== The task ==
Here is a block of records. Copy every line in it that includes "shortcut".

───── Working data

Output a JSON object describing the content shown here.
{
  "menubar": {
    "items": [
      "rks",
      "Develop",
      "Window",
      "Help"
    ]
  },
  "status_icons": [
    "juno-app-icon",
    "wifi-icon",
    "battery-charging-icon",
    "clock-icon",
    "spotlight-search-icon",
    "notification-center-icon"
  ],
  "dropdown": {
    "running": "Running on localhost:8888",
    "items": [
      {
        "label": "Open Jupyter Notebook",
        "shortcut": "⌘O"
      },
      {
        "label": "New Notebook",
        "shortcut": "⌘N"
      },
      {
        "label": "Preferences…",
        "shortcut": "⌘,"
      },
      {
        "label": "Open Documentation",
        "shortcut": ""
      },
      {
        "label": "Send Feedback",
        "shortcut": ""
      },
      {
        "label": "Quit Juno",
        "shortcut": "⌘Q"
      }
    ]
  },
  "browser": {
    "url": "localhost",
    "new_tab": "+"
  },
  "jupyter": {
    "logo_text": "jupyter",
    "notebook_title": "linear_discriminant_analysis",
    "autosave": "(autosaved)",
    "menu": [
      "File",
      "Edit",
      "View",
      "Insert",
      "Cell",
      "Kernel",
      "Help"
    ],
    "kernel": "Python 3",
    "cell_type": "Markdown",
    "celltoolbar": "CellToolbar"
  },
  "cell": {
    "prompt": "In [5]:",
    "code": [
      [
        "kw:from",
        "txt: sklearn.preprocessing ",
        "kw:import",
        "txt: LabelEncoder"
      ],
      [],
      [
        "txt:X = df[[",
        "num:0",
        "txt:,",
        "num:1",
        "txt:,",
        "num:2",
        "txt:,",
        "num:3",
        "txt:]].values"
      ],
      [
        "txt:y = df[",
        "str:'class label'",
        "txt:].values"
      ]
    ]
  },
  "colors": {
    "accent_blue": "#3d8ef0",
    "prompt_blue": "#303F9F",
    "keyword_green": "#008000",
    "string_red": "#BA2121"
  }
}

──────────

== Answer for this exercise ==
        "shortcut": "⌘O"
        "shortcut": "⌘N"
        "shortcut": "⌘,"
        "shortcut": ""
        "shortcut": ""
        "shortcut": "⌘Q"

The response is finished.